DATA FOR ANALYSIS -

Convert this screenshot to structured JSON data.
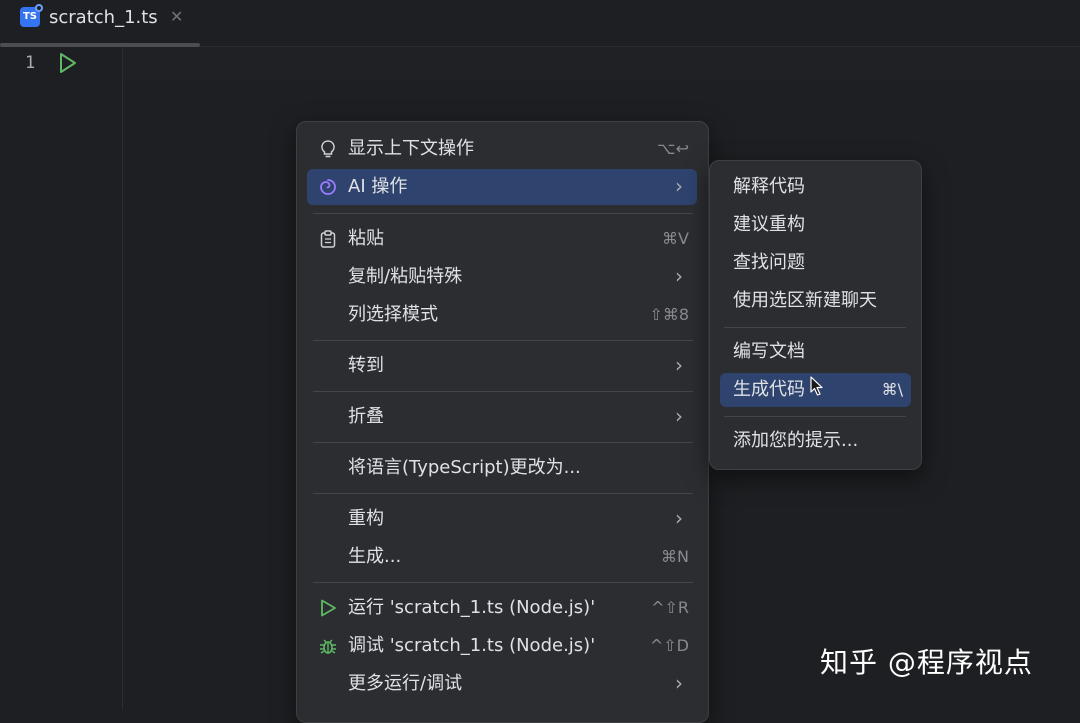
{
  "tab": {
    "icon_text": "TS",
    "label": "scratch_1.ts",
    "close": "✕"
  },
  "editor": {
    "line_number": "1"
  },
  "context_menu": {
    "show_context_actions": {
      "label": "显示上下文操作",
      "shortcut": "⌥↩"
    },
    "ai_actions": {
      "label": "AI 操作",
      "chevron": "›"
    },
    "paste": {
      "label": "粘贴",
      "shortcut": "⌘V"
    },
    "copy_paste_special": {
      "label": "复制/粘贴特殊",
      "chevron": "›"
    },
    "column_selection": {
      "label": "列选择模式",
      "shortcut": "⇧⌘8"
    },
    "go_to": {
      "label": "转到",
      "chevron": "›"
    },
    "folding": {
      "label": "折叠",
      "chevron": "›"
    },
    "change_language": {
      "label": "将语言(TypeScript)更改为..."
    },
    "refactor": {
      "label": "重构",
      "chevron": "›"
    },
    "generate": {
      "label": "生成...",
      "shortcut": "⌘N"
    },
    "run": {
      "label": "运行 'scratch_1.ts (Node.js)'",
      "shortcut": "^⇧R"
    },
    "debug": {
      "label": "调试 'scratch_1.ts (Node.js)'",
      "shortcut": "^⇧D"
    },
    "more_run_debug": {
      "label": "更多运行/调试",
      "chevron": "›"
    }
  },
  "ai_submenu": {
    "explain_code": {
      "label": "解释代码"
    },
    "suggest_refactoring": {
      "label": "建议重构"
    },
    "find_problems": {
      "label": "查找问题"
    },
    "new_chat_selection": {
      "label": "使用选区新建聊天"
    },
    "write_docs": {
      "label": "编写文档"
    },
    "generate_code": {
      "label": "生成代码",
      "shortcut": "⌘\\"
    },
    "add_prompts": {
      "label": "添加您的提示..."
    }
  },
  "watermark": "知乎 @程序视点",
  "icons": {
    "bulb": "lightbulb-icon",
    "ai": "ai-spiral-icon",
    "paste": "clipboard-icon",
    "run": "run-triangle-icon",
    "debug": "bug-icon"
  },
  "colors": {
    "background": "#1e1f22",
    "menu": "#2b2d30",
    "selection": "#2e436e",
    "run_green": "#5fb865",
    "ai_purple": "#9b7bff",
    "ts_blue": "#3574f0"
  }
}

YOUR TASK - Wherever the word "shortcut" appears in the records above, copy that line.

FINISHED EXERCISE -
      "shortcut": "⌥↩"
      "shortcut": "⌘V"
      "shortcut": "⇧⌘8"
      "shortcut": "⌘N"
      "shortcut": "^⇧R"
      "shortcut": "^⇧D"
      "shortcut": "⌘\\"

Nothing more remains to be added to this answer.